Both dishes are part of “combo magic nasi campur”– a ‘plate for one’ designed for restaurant first-timers. Offering a sample of nine Balinese dishes, it also includes soto ayam (chicken soup), be gerang dan kacang (fried anchovies with roasted peanuts) and be sisit wayah (shredded stir-fried chicken in spices). Vegans have the option of choosing the ‘vegan magic nasi campur’ with tahu basa barak (stir-fried tofu with chilli, garlic and coconut sugar), sambel matah (spicy coconut sambal) and soto wong (Balinese mushroom soup).  

The dinner menu also features Balinese sweets including colourful pandan rolls (Balinese crepes with roasted coconut sugar filling), black sticky rice and pisang goreng (deep-fried banana), plus drinks including jamu kunyit, a blended turmeric, tamarind and honey drink, and Indonesian ice tea.

There’s only one word of caution to prospective diners – try not to fall too deeply in love with a dish’s flavour on the first try.

“Because of the way we source our produce, all of the spices look and taste different all the time,” Mitry says. “So we can’t guarantee that the meal will taste the same [every time you visit here].

“But everyone who regularly comes here loves that this is the way it is. If you grow something small in your backyard, you usually put a lot more love into it. That’s what makes Balinese food here taste really good – there’s a real spirit in it.”

 


Balinese Spice Magic Restaurant and Catering

Lunch Thursday and Friday 11am to 2.30pm; Dinners Tuesday to Thursday 5.30-9.30pm, Friday and Saturday 5.30-11pm.
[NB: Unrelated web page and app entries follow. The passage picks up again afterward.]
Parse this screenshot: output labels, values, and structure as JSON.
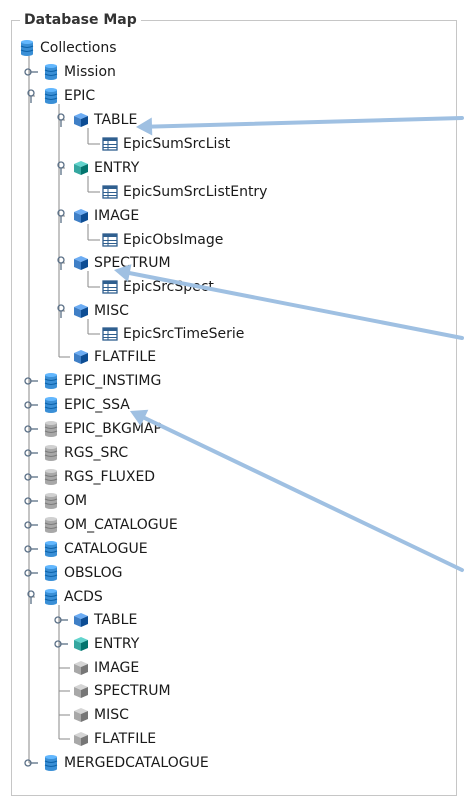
{
  "panel": {
    "title": "Database Map"
  },
  "tree": {
    "root": {
      "label": "Collections",
      "icon": "database-icon",
      "color": "#3a8fd6"
    },
    "nodes": [
      {
        "id": "mission",
        "label": "Mission",
        "icon": "database-icon",
        "color": "#3a8fd6",
        "handle": "collapsed"
      },
      {
        "id": "epic",
        "label": "EPIC",
        "icon": "database-icon",
        "color": "#3a8fd6",
        "handle": "expanded"
      },
      {
        "id": "epic-table",
        "label": "TABLE",
        "icon": "cube-icon",
        "color": "#3f7fc6",
        "handle": "expanded"
      },
      {
        "id": "epic-table-1",
        "label": "EpicSumSrcList",
        "icon": "table-icon"
      },
      {
        "id": "epic-entry",
        "label": "ENTRY",
        "icon": "cube-icon",
        "color": "#35a7a0",
        "handle": "expanded"
      },
      {
        "id": "epic-entry-1",
        "label": "EpicSumSrcListEntry",
        "icon": "table-icon"
      },
      {
        "id": "epic-image",
        "label": "IMAGE",
        "icon": "cube-icon",
        "color": "#3f7fc6",
        "handle": "expanded"
      },
      {
        "id": "epic-image-1",
        "label": "EpicObsImage",
        "icon": "table-icon"
      },
      {
        "id": "epic-spectrum",
        "label": "SPECTRUM",
        "icon": "cube-icon",
        "color": "#3f7fc6",
        "handle": "expanded"
      },
      {
        "id": "epic-spectrum-1",
        "label": "EpicSrcSpect",
        "icon": "table-icon"
      },
      {
        "id": "epic-misc",
        "label": "MISC",
        "icon": "cube-icon",
        "color": "#3f7fc6",
        "handle": "expanded"
      },
      {
        "id": "epic-misc-1",
        "label": "EpicSrcTimeSerie",
        "icon": "table-icon"
      },
      {
        "id": "epic-flatfile",
        "label": "FLATFILE",
        "icon": "cube-icon",
        "color": "#3f7fc6",
        "handle": "none"
      },
      {
        "id": "epic-instimg",
        "label": "EPIC_INSTIMG",
        "icon": "database-icon",
        "color": "#3a8fd6",
        "handle": "collapsed"
      },
      {
        "id": "epic-ssa",
        "label": "EPIC_SSA",
        "icon": "database-icon",
        "color": "#3a8fd6",
        "handle": "collapsed"
      },
      {
        "id": "epic-bkgmap",
        "label": "EPIC_BKGMAP",
        "icon": "database-icon",
        "color": "#a8a8a8",
        "handle": "collapsed"
      },
      {
        "id": "rgs-src",
        "label": "RGS_SRC",
        "icon": "database-icon",
        "color": "#a8a8a8",
        "handle": "collapsed"
      },
      {
        "id": "rgs-fluxed",
        "label": "RGS_FLUXED",
        "icon": "database-icon",
        "color": "#a8a8a8",
        "handle": "collapsed"
      },
      {
        "id": "om",
        "label": "OM",
        "icon": "database-icon",
        "color": "#a8a8a8",
        "handle": "collapsed"
      },
      {
        "id": "om-catalogue",
        "label": "OM_CATALOGUE",
        "icon": "database-icon",
        "color": "#a8a8a8",
        "handle": "collapsed"
      },
      {
        "id": "catalogue",
        "label": "CATALOGUE",
        "icon": "database-icon",
        "color": "#3a8fd6",
        "handle": "collapsed"
      },
      {
        "id": "obslog",
        "label": "OBSLOG",
        "icon": "database-icon",
        "color": "#3a8fd6",
        "handle": "collapsed"
      },
      {
        "id": "acds",
        "label": "ACDS",
        "icon": "database-icon",
        "color": "#3a8fd6",
        "handle": "expanded"
      },
      {
        "id": "acds-table",
        "label": "TABLE",
        "icon": "cube-icon",
        "color": "#3f7fc6",
        "handle": "collapsed"
      },
      {
        "id": "acds-entry",
        "label": "ENTRY",
        "icon": "cube-icon",
        "color": "#35a7a0",
        "handle": "collapsed"
      },
      {
        "id": "acds-image",
        "label": "IMAGE",
        "icon": "cube-icon",
        "color": "#a8a8a8",
        "handle": "none"
      },
      {
        "id": "acds-spectrum",
        "label": "SPECTRUM",
        "icon": "cube-icon",
        "color": "#a8a8a8",
        "handle": "none"
      },
      {
        "id": "acds-misc",
        "label": "MISC",
        "icon": "cube-icon",
        "color": "#a8a8a8",
        "handle": "none"
      },
      {
        "id": "acds-flatfile",
        "label": "FLATFILE",
        "icon": "cube-icon",
        "color": "#a8a8a8",
        "handle": "none"
      },
      {
        "id": "mergedcatalogue",
        "label": "MERGEDCATALOGUE",
        "icon": "database-icon",
        "color": "#3a8fd6",
        "handle": "collapsed"
      }
    ]
  },
  "annotations": {
    "arrow_color": "#9fc0e2",
    "icon": "arrow-icon"
  }
}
130 Kiera Street Wollongong, NSW, 2500; 02 4227 1033.

Food images courtesy Balinese Spice Magic / Tess Godkin  



 
Watch Wonderful Indonesia Flavours on SBS On Demand
 

Bali in your kitchen
Chicken meatballs and rice cakes with turmeric sauce (tipat kuah)

The classic Indonesian tipat kuah gets a modern makeover from Rinrin Marinka.

Shallot and lemongrass relish (sambal matah)

This Balinese sambal is particularly good with seafood. 

Black sticky rice

This is one of my family's favourite desserts and I think it is everyones favourite really! In Indonesia we use dark palm sugar to add the luscious sweet flavour to the rice, the sweetness is then balanced out with coconut cream drizzled over the top to serve.

Minced pork satay (sate lilit bali)

This Indonesian recipe involves mixing a spicy paste with pork mince and then moulding it around sugarcane sticks, although you can use wooden skewers. They are then placed in a frying pan or on a grill and cooked until brown.